Compulsory national service in the Israeli army ensures they bear arms. They are compelled by a state sustained by military power. No 18 year-old deserves a violent death. This place has seen too many dead teenagers.
What is worth considering is whether the killers were 'terrorists.' Their target was military, not civilian. Resistance, whether armed or non-violent, is exactly that - it doesn't happen in a vacuum. The obvious way to stop resistance to the Occupation is to stop the Occupation.
No, terrorism is what happens to civilians. And there's plenty of that in Wed Abul Houssain. Following the fatal ambush, there were the inevitable army reprisals - arrests, beatings, house searches. Farmland was cleared in a great swathe around the site of the ambush, new concrete barrier erected beside it.
Terrorism here is an everyday problem for Abu Younis and his neighbors. Every week he is powerless to stop between 50 and 75 settlers invading his land for a perverted Sabbath picnic. He and his wife must stay indoors and out of sight as the swaggering mob, with guns and dogs, promenade around his farmhouse and vineyard, eating the grapes or destroying them, depending on their mood. To challenge them is to risk his life. The soldiers do nothing.
One area of his land close to the Kiryat Arba boundary wall is desolate, the trees dead and grey. This is where in 2002 settlers, increasingly angry at his refusal to sell them his land, turned to a new, disgusting tactic familiar throughout the West Bank.

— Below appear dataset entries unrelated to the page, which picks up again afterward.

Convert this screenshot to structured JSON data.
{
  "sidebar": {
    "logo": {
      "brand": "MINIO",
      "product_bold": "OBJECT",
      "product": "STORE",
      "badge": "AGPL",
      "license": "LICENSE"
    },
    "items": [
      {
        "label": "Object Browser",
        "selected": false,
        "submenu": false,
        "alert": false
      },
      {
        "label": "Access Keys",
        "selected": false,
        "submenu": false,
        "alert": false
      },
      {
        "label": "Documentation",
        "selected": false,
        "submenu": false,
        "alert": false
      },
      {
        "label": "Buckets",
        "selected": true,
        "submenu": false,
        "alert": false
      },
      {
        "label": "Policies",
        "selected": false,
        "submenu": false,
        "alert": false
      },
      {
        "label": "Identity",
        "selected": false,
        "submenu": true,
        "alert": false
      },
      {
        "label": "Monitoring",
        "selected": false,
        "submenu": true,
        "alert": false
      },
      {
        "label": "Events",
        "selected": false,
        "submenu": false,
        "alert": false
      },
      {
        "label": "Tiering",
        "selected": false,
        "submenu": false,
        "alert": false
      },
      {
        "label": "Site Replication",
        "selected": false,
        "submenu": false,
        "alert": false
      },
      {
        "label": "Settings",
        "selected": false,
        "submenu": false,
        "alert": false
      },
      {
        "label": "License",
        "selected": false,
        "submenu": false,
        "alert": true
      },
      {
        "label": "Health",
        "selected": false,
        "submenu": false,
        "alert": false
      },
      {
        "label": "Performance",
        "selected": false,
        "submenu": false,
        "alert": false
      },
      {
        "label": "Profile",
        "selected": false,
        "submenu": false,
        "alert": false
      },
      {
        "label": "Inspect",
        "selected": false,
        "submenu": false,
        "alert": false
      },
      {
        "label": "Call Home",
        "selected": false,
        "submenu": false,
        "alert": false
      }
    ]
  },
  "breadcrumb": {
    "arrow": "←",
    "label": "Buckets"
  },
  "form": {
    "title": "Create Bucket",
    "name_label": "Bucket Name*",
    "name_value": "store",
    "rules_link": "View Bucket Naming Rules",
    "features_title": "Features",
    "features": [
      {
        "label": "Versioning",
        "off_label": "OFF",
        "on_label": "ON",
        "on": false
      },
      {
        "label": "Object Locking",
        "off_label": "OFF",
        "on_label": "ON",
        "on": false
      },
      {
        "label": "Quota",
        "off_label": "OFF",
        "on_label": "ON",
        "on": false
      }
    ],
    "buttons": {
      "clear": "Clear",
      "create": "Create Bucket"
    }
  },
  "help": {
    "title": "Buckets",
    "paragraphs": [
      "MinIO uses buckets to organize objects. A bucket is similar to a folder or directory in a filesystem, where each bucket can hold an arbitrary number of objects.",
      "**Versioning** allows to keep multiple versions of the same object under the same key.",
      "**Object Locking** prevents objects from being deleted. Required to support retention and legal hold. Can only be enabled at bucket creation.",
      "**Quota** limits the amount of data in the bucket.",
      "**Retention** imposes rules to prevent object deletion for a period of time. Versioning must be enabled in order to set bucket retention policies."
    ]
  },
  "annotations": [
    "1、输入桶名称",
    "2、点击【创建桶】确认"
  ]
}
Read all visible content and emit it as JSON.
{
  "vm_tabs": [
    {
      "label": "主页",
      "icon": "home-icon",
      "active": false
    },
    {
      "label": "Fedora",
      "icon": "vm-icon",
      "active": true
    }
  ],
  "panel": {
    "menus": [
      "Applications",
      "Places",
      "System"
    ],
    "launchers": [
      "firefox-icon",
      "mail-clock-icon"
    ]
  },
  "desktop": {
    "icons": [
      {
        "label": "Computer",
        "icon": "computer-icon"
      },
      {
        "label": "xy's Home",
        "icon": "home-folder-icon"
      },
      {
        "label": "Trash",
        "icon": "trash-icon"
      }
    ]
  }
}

A sewage pipe was diverted to discharge directly from the high settlement wall onto his orchard. Of course he complained to the local authority. But Rule Number One here is that settlers can shit on whoever they like. Eventually, the Red Cross got it stopped. After seven months. That part of the land is ruined.

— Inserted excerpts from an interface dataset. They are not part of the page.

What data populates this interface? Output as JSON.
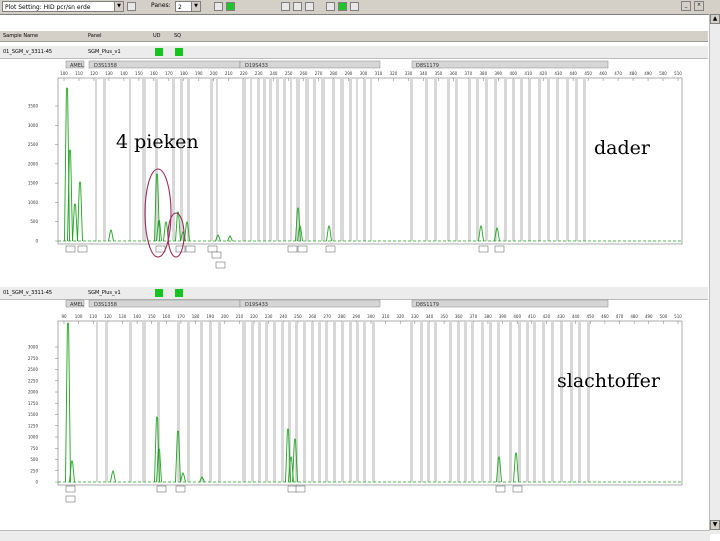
{
  "toolbar": {
    "plot_setting_label": "Plot Setting:",
    "plot_setting_value": "HID pcr/sn erde",
    "panes_label": "Panes:",
    "panes_value": "2"
  },
  "columns": {
    "sample_name": "Sample Name",
    "panel": "Panel",
    "ud": "UD",
    "sq": "SQ"
  },
  "samples": [
    {
      "name": "01_SGM_v_3311-45",
      "panel": "SGM_Plus_v1"
    },
    {
      "name": "01_SGM_v_3311-45",
      "panel": "SGM_Plus_v1"
    }
  ],
  "panels": [
    {
      "markers": [
        "AMEL",
        "D3S1358",
        "D19S433",
        "D8S1179"
      ],
      "ticks": [
        "100",
        "110",
        "120",
        "130",
        "140",
        "150",
        "160",
        "170",
        "180",
        "190",
        "200",
        "210",
        "220",
        "230",
        "240",
        "250",
        "260",
        "270",
        "280",
        "290",
        "300",
        "310",
        "320",
        "330",
        "340",
        "350",
        "360",
        "370",
        "380",
        "390",
        "400",
        "410",
        "420",
        "430",
        "440",
        "450",
        "460",
        "470",
        "480",
        "490",
        "500",
        "510"
      ],
      "yticks": [
        "3500",
        "3000",
        "2500",
        "2000",
        "1500",
        "1000",
        "500",
        "0"
      ]
    },
    {
      "markers": [
        "AMEL",
        "D3S1358",
        "D19S433",
        "D8S1179"
      ],
      "ticks": [
        "90",
        "100",
        "110",
        "120",
        "130",
        "140",
        "150",
        "160",
        "170",
        "180",
        "190",
        "200",
        "210",
        "220",
        "230",
        "240",
        "250",
        "260",
        "270",
        "280",
        "290",
        "300",
        "310",
        "320",
        "330",
        "340",
        "350",
        "360",
        "370",
        "380",
        "390",
        "400",
        "410",
        "420",
        "430",
        "440",
        "450",
        "460",
        "470",
        "480",
        "490",
        "500",
        "510"
      ],
      "yticks": [
        "3000",
        "2750",
        "2500",
        "2250",
        "2000",
        "1750",
        "1500",
        "1250",
        "1000",
        "750",
        "500",
        "250",
        "0"
      ]
    }
  ],
  "annotations": {
    "peaks": "4 pieken",
    "suspect": "dader",
    "victim": "slachtoffer"
  },
  "colors": {
    "trace": "#1fa31f",
    "bin": "#d8d8d8",
    "circle": "#9b2a5a"
  }
}
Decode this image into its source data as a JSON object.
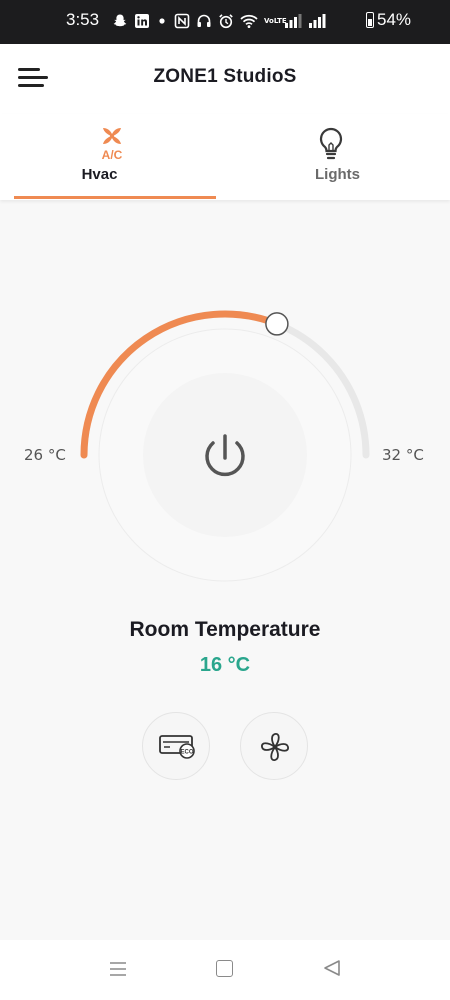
{
  "status_bar": {
    "time": "3:53",
    "battery": "54%",
    "icons": [
      "snapchat-icon",
      "linkedin-icon",
      "dot-icon",
      "nfc-icon",
      "headphones-icon",
      "alarm-icon",
      "wifi-icon",
      "volte-icon",
      "signal-1-icon",
      "signal-2-icon",
      "battery-icon"
    ],
    "volte_text": "VoLTE"
  },
  "app_bar": {
    "title": "ZONE1 StudioS",
    "menu_icon": "menu-icon"
  },
  "tabs": [
    {
      "label": "Hvac",
      "icon": "ac-fan-icon",
      "icon_text": "A/C",
      "active": true
    },
    {
      "label": "Lights",
      "icon": "bulb-icon",
      "active": false
    }
  ],
  "thermostat": {
    "min_label": "26 °C",
    "max_label": "32 °C",
    "setpoint_fraction": 0.62,
    "power_icon": "power-icon",
    "accent_color": "#ef8a52",
    "track_color": "#e8e8e8"
  },
  "room": {
    "label": "Room Temperature",
    "value": "16 °C",
    "value_color": "#2aa68d"
  },
  "controls": [
    {
      "name": "eco-mode-button",
      "icon": "eco-ac-icon",
      "icon_text": "ECO"
    },
    {
      "name": "fan-button",
      "icon": "fan-icon"
    }
  ],
  "nav_bar": {
    "icons": [
      "recents-icon",
      "home-icon",
      "back-icon"
    ]
  }
}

Stress for the people of this valley is a 24 hour a day condition. Occasionally soldiers will wake them in the middle of the night: 'They put a gun on my heart and tell me I have young men hiding here. Sometimes they just come straight in to search the house.'
All the houses in the valley are, literally, a stone's throw from the settlement. Rocks are hurled by children and adults - at windows, atpeople, at anything they can reach. Several of the rooftop water tanks are now badly damaged. This is a serious problem - none of the houses has piped water, and rely on harvested rainwater and wells.
Every time you get into a converation with a soldier you hear the same thing. The Arabs are a primitive people. They are not civilised. It is not safe to walk among them. I thought of this as we sat beneath an ancient tree (planted, incredibly, when the Romans were here) loading up the last olives into buckets.
Abu Younis, oblivious to everything but his work, sang a beautiful song to himself. Like most folk songs you hear in Palestine, it was in a minor key. Around us, internationals were chatting. It felt like one of those perfect moments - people starting to relax after the earlier tension of starting work, hearing the settlers' dogs keen to get at us through the gates and wondering how bad things might get. We'd managed to get the olives picked. Each had inside us the obligatory three-person sized lunch. Despite the ambient oppression, it felt like life.
Drifting over from the settlement, where no sign of life could be seen, came the sound of big, barking dogs. And, when that subsided, muzak. You hear it wafting over from every settlement - mall music with the sonic quality of an ice cream van. Creepy, synthetic music, drifting from what looks like an enormous prison. It took me a few seconds to identify the tune: The Way We Were.